Everywhere else, the opera was quick to gain international popularity, which it has held ever since.

La Bohème’s source material was a novel, published in 1851, titled Scènes de la Vie de Bohème, by Henri Murger (1822–1861). Not a standard novel, it is rather a collection of loosely related stories, all set in the Latin Quarter in the Paris of the 1840s and drawn from Murger’s own experiences as a desperately poor writer. It was made into a play by Murger and Théodore Barrière, and it is from this version that Puccini’s libretto is chiefly derived.

The composer Leoncavallo
The Italian composer Ruggero Leoncavallo—a quite prolific opera composer now best known for Pagliacci—had begun to work on a setting of the Murger story when he found out that Puccini was circling around the same subject. He alerted the press and, after some questionable maneuvers by Puccini and his publisher, Puccini obtained the rights. Leoncavallo went on to write his version, which premiered in 1897. It is sometimes still produced and is not without merit, but inevitably suffers in comparison with Puccini’s masterpiece. Bad feelings endured...from then on, Puccini referred to Leoncavallo (”lion-horse”) as “Leonasino” (“lion-ass”).

In 1957, widow of Luigi Illica, one of La Bohème’s librettists, died, and her husband’s papers were given to the Parma Museum. Among them was a full libretto, which revealed that the librettists has prepared an act which Puccini didn’t use. It occurs between the Momus Act and Act 3, and shows the meeting of Mimì and the Viscount, which causes Rodolfo’s jealousy that he refers to in Act 3. Leoncavallo’s opera includes this scene.

•    RENT:  A 1996 musical by Jonathan Larson is based on La Bohème. Here, the lovers, Roger and Mimi, are faced with AIDS and progress through the action with songs inspired by the opera such as “Light My Candle.”

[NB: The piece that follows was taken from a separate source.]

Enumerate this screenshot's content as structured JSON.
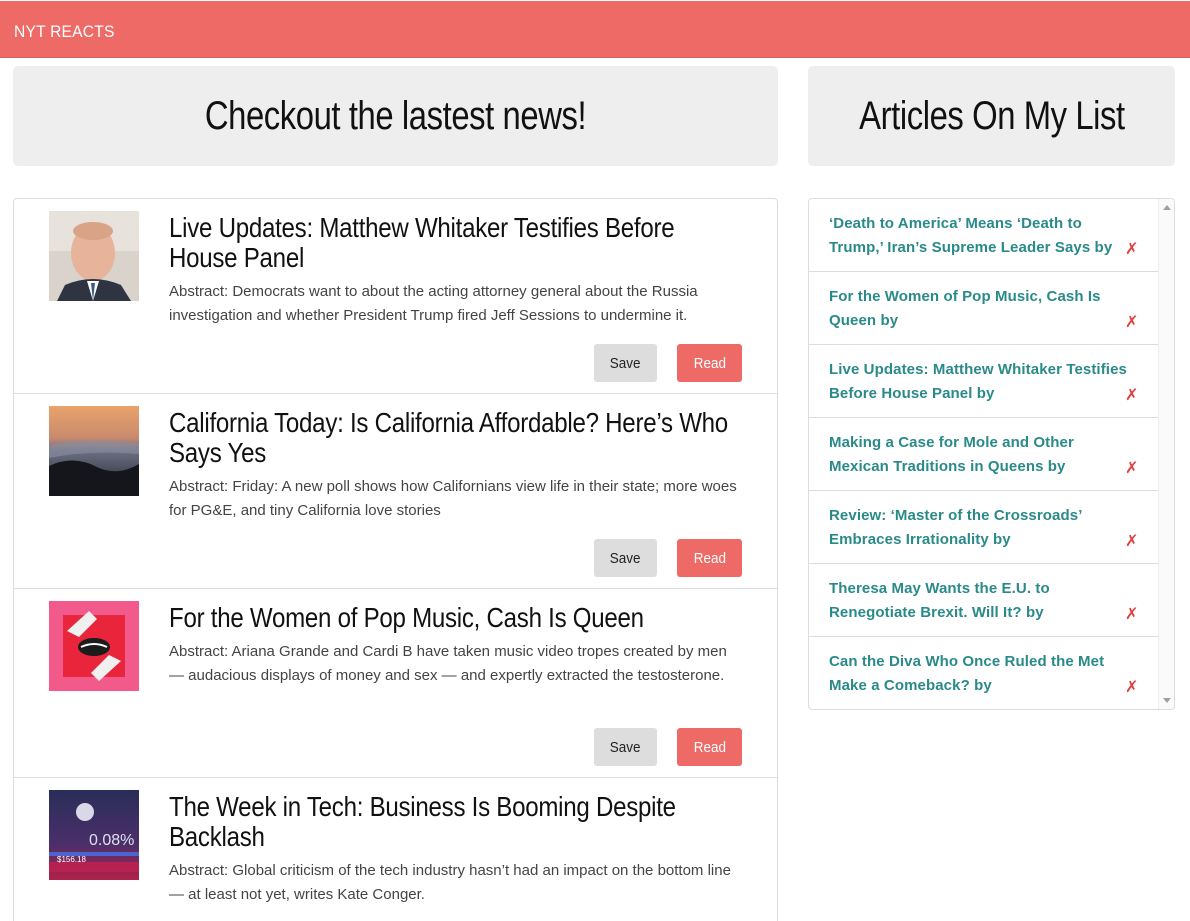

The cast recoding of Luhrmann's La Bohème
•    In 2002, Baz Luhrmann staged a version of La Bohème on Broadway based on his production for Opera Australia. It played eight performances a week, so there was multiple castings of the principals (including Jesus Garcia, who is singing Rodolfo in the BLO production this Season). His film Moulin Rouge (2001) based part of its plot on the original story.

•    There is a silent film from 1926 with Lillian Gish and John Gilbert, as well as other less well known film versions.

Thursday, September 10, 2015

La Bohème Production Timeline

As we gear up for our Season-opening new production of La Bohème, which will be set during the student revolution in Paris 1968, BLO's dramaturg Magda Romanska put together this fascinating list of influential Bohème productions since its premiere. The opera has been reimagined countless times over the past 119 years—and BLO's innovative staging by Rosetta Cucchi opens October 2.

La Bohème Production Timeline

February 1, 1896La Bohème has its world premiere in Turin at the Teatro Regio. The premiere is conducted by the young Arturo Toscanini.
June 16, 1896The first production of La Bohème outside of Italy takes place at the Teatro Colón in Buenos Aires, Argentina.
April 22, 1897The United Kingdom premiere of La Bohème takes place at the Theatre Royal in Manchester. The opera is presented by the Carl Rosa Opera Company under Puccini’s supervision.
May 16, 1898The New York City premiere of La Bohème takes place at Palmo’s Opera House, with Giuseppe Agostini singing the role of Rodolfo.
July 1, 1899The first production of La Bohème produced by the Royal Opera House opens, with Nellie Melba as Mimì.
1946Fifty years after the opera’s premiere, Arturo Toscanini conducts a radio performance with the NBC Symphony Orchestra. It is the only recording of La Bohème by its original conductor.
1974John Copley’s groundbreaking production of La Bohème opens at the Royal Opera House.
1990Baz Luhrmann’s production of La Bohème for Opera Australia becomes a worldwide phenomenon. The production is revived in New York in 2002.
1996Directly inspired by La Bohème, Jonathan Larson’s musical Rent becomes an instant hit.
December 8, 2009La Bohème opens at The Cock Tavern Theatre, Kilburn, London. The production runs until 15 May 2010, making it the longest continuously running opera in history. On July 27, 2010, the production transfers to the Soho Theatre in London.

Above: Original 1896 La Bohème poster  by Adolfo Hohenstein